<<<<

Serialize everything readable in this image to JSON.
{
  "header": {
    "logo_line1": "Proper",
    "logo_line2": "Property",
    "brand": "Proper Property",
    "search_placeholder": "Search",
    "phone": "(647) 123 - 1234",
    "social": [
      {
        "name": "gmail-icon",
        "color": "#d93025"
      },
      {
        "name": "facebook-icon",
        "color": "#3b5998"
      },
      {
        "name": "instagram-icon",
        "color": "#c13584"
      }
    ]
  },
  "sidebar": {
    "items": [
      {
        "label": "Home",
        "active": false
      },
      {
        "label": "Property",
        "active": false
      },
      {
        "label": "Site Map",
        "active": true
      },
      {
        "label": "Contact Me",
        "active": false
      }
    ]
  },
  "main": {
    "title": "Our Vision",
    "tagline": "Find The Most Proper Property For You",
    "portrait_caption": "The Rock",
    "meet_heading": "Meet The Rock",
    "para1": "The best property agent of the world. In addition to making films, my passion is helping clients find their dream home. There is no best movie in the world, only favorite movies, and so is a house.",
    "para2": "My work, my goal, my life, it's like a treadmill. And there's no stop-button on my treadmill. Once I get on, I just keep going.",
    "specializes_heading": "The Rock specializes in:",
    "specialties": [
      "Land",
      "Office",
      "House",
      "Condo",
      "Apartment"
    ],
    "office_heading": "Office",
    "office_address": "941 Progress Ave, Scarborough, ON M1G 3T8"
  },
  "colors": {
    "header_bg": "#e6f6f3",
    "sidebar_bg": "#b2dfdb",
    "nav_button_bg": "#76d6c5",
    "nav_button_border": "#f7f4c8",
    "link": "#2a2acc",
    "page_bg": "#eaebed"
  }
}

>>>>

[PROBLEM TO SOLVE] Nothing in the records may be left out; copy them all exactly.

[TASK OUTPUT]
Serialize everything readable in this image to JSON.
{
  "header": {
    "logo_line1": "Proper",
    "logo_line2": "Property",
    "brand": "Proper Property",
    "search_placeholder": "Search",
    "phone": "(647) 123 - 1234",
    "social": [
      {
        "name": "gmail-icon",
        "color": "#d93025"
      },
      {
        "name": "facebook-icon",
        "color": "#3b5998"
      },
      {
        "name": "instagram-icon",
        "color": "#c13584"
      }
    ]
  },
  "sidebar": {
    "items": [
      {
        "label": "Home",
        "active": false
      },
      {
        "label": "Property",
        "active": false
      },
      {
        "label": "Site Map",
        "active": true
      },
      {
        "label": "Contact Me",
        "active": false
      }
    ]
  },
  "main": {
    "title": "Our Vision",
    "tagline": "Find The Most Proper Property For You",
    "portrait_caption": "The Rock",
    "meet_heading": "Meet The Rock",
    "para1": "The best property agent of the world. In addition to making films, my passion is helping clients find their dream home. There is no best movie in the world, only favorite movies, and so is a house.",
    "para2": "My work, my goal, my life, it's like a treadmill. And there's no stop-button on my treadmill. Once I get on, I just keep going.",
    "specializes_heading": "The Rock specializes in:",
    "specialties": [
      "Land",
      "Office",
      "House",
      "Condo",
      "Apartment"
    ],
    "office_heading": "Office",
    "office_address": "941 Progress Ave, Scarborough, ON M1G 3T8"
  },
  "colors": {
    "header_bg": "#e6f6f3",
    "sidebar_bg": "#b2dfdb",
    "nav_button_bg": "#76d6c5",
    "nav_button_border": "#f7f4c8",
    "link": "#2a2acc",
    "page_bg": "#eaebed"
  }
}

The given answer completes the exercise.